It seems that almost every day there is a new statistic supporting declining viewership of TV. In May, The Drum published a scathing article by former journalist and current marcom director and global marketing speaker Samuel Scott, on why these reports are all damn lies and bad media statistics.
What is really going on? The Drum, in association with FreeWheel and the FreeWheel Council for Premium Video Europe, gathered representatives from Sky Media, TFI Publicité, Halfords Media (PokerStars), and Havas to get to the bottom of this and discuss the impact of cross-platform devices on measurement.
Speaking at Cannes Lions, the panellists acknowledged changing consumer habits but disagreed about TV’s diminishing role in consumer’s lives.
Jamie West, deputy managing director at Sky Media said: “The total viewership of TV is not declining, but cross-platform viewing is increasing.

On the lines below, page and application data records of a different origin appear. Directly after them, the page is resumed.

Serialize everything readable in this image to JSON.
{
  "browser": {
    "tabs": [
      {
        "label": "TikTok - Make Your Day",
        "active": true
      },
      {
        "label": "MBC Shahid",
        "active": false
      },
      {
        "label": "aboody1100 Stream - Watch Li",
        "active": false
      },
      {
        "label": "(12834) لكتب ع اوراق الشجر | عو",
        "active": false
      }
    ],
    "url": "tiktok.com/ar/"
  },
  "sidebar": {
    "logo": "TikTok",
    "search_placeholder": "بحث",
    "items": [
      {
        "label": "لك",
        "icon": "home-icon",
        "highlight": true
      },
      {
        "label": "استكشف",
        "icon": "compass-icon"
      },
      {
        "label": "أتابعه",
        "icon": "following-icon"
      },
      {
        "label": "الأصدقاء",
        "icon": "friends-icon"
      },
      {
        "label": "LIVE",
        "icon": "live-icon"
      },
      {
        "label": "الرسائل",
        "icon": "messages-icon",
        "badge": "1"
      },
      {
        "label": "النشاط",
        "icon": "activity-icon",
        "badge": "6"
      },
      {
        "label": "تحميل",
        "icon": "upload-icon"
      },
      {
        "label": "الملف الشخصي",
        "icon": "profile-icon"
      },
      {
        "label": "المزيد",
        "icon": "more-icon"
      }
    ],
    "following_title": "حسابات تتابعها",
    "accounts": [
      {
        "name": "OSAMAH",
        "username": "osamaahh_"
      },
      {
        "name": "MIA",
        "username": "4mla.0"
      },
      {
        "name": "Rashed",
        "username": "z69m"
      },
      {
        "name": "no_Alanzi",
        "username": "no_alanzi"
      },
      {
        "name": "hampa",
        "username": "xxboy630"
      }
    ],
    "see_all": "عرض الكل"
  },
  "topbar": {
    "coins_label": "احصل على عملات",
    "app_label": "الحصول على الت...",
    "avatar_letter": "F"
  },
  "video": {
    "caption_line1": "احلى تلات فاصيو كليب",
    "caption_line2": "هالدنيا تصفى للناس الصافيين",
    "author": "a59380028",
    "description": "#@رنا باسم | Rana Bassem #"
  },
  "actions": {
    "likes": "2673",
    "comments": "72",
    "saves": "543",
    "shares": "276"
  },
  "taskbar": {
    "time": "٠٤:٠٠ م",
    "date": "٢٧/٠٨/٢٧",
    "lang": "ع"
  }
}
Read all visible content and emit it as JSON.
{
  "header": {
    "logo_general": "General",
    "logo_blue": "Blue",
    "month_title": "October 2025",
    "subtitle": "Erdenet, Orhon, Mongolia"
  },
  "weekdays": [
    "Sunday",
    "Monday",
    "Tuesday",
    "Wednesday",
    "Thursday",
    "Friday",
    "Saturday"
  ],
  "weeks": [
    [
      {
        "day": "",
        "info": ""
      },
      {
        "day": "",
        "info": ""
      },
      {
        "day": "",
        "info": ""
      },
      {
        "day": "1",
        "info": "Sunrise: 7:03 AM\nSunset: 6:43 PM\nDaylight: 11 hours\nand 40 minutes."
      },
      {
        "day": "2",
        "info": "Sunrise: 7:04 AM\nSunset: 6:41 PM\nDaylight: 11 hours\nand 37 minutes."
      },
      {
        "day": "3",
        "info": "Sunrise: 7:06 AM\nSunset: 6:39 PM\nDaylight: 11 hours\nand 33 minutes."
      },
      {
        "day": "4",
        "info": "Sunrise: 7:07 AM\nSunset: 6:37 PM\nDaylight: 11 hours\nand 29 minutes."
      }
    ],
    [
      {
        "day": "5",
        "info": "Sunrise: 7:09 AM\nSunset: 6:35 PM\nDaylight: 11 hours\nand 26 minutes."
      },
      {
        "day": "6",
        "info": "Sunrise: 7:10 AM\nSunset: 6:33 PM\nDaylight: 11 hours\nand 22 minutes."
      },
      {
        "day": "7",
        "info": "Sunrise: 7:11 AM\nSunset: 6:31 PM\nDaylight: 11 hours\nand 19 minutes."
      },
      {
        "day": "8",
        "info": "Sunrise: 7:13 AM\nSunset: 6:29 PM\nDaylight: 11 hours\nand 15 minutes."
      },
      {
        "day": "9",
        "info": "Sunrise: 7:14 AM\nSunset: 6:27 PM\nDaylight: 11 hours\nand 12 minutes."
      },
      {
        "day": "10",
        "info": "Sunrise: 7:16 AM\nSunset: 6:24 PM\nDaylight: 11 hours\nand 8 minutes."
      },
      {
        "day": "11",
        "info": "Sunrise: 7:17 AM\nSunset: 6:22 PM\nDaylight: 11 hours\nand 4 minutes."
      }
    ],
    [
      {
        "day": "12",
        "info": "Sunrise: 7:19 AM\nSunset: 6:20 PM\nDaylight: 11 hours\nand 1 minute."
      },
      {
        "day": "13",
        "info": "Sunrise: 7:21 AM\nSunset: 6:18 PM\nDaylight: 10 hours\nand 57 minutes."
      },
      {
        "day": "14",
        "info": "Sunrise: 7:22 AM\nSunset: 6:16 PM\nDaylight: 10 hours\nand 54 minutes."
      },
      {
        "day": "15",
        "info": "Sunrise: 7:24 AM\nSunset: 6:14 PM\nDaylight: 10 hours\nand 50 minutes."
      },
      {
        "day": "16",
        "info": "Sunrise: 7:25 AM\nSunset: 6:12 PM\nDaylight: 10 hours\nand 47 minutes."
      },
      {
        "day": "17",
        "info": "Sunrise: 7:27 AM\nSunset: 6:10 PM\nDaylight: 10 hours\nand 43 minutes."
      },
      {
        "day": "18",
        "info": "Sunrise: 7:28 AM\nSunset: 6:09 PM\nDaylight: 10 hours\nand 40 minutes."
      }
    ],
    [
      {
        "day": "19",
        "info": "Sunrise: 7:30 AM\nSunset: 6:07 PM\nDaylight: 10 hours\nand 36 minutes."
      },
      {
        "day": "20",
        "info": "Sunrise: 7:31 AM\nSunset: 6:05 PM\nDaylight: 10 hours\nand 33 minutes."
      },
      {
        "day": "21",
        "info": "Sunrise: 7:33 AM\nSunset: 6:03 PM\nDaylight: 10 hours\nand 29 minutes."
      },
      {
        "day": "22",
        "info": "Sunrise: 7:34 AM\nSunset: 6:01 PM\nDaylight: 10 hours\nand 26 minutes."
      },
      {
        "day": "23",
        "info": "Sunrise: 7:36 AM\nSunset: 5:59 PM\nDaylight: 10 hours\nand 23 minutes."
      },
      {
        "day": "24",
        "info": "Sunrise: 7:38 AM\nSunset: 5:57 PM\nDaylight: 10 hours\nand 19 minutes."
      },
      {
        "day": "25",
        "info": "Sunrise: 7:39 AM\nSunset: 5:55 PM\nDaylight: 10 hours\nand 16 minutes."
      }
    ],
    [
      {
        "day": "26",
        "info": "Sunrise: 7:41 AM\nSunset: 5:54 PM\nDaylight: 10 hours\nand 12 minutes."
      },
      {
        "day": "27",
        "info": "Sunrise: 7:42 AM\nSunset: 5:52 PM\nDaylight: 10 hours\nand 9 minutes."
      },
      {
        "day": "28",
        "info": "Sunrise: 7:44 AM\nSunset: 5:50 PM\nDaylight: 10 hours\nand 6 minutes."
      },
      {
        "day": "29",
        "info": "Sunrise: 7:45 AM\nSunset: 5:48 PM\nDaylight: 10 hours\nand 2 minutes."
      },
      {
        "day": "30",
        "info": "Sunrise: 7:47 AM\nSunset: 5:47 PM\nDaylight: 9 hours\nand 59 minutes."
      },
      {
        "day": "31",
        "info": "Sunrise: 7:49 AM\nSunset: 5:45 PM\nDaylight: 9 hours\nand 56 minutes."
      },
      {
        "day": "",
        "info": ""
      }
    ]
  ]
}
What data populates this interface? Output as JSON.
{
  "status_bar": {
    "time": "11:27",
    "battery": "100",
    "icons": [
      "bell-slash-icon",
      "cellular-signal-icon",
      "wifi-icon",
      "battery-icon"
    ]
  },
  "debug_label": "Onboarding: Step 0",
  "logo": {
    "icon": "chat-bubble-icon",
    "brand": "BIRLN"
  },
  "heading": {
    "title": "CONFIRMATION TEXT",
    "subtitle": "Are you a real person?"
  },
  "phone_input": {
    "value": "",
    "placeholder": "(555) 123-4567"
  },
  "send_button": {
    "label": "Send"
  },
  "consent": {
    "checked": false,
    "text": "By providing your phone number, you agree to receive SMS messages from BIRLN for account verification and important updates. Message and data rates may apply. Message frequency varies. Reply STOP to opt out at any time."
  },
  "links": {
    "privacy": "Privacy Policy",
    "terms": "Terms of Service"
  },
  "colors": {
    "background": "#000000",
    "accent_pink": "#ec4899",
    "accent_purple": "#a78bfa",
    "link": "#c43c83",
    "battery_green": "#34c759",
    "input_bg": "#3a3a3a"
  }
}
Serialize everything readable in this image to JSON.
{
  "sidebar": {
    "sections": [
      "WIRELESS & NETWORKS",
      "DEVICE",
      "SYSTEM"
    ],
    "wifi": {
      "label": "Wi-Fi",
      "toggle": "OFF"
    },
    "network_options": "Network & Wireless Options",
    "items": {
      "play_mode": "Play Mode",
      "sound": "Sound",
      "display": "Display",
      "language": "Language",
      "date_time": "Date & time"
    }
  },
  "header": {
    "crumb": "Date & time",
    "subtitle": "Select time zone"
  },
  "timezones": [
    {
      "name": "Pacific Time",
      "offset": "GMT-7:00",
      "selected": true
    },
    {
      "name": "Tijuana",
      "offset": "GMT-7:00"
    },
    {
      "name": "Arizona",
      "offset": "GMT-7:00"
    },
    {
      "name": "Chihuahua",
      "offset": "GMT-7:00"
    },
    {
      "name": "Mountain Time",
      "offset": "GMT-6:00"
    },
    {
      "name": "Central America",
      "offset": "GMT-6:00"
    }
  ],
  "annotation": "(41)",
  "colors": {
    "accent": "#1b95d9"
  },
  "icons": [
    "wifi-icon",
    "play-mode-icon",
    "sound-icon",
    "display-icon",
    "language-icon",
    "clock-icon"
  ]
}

We need to get away from this perception that anything we watch on a small screen is not TV.”
Global head of programmatic solutions at Havas, Hossein Houssaini, agreed TV is here to stay but noted the impact of cross-platform devices.
“From a mobile perspective, we still haven’t solved the cross-platform challenge. We do need to think holistically and consider the KPIs as clients have a weird process of setting them. It is no secret that using the current measurements is problematic. We need to find a new way,” he said.
Elise Dupaty, senior manager of marketing services at Halfords Media (Pokerstars), said that while TV is not going anywhere, there are certain issues that need to be addressed in the industry.
“At PokerStars, we have a dedicated TV team and recently realised that we need to follow the consumer. [Clients] put a lot of budget towards digital video but when it comes to measurement, it’s almost impossible to give unique reach – making the [whole process] disjointed,” she explained.
What about millennials?
This discussion then moved on to the role of millennials and the challenge of attribution. Social media platforms like Snapchat are shifting the young generation’s attention from traditional media to mobile.
A further complication is knowing whether an ad has been viewed on TV – as unlike digital advertising, there is no digital signal to tell whether an ad has been viewed or not.
For West, this is not too much of an issue because of Sky Media’s own analytics platform. As he explained: “We need to reflect on the fact that TV has changed more in the last two years than the last 10. We built Sky Analytics which can tell whether a campaign has delivered value. We shouldn’t think of TV as a 1970s relic – we should think about how TV can be used as an alternative to press and radio.”
Houssaini referred to the way millennials consume media content now – sat in front of the TV but with another device too: “Millennials view content in a lot of hours but in shorter chunks of 15 minutes at a time. How do I make sure I reach the right person and attribute it?”
Can TV reposition itself to bring back consumer trust?
The issue of brand safety is on-going in the industry after Google’s ads were found next to inappropriate content. Can TV help rebuild consumer trust?
Advocacy group, The FreeWheel Council for Premium Video has recently expanded into Europe with a release of a paper which provides an overview of premium video and what makes its digital offering different in the industry. One of its key takeaways reveals that in TV-like environments, brand safety is assured as advertisers can be certain they are reaching real humans who are engaged with the content they have chosen to watch.
For Philippe Boscher, marketing and business development at TFI Publicité, it’s all very simple: “Work with media brands you can trust and with third-party measurement. It’s very easy and verify everything. Otherwise you will have 20-30% of media budgets going nowhere.”
“Doing deals with suppliers that are transparent is very important,” added Dupaty. “As a gambling client, when I buy on an open market, I do find the viewability to be low.”
“TV guarantees brand safety and also the fact that the person sitting in front of the TV is actually a human,” West concluded.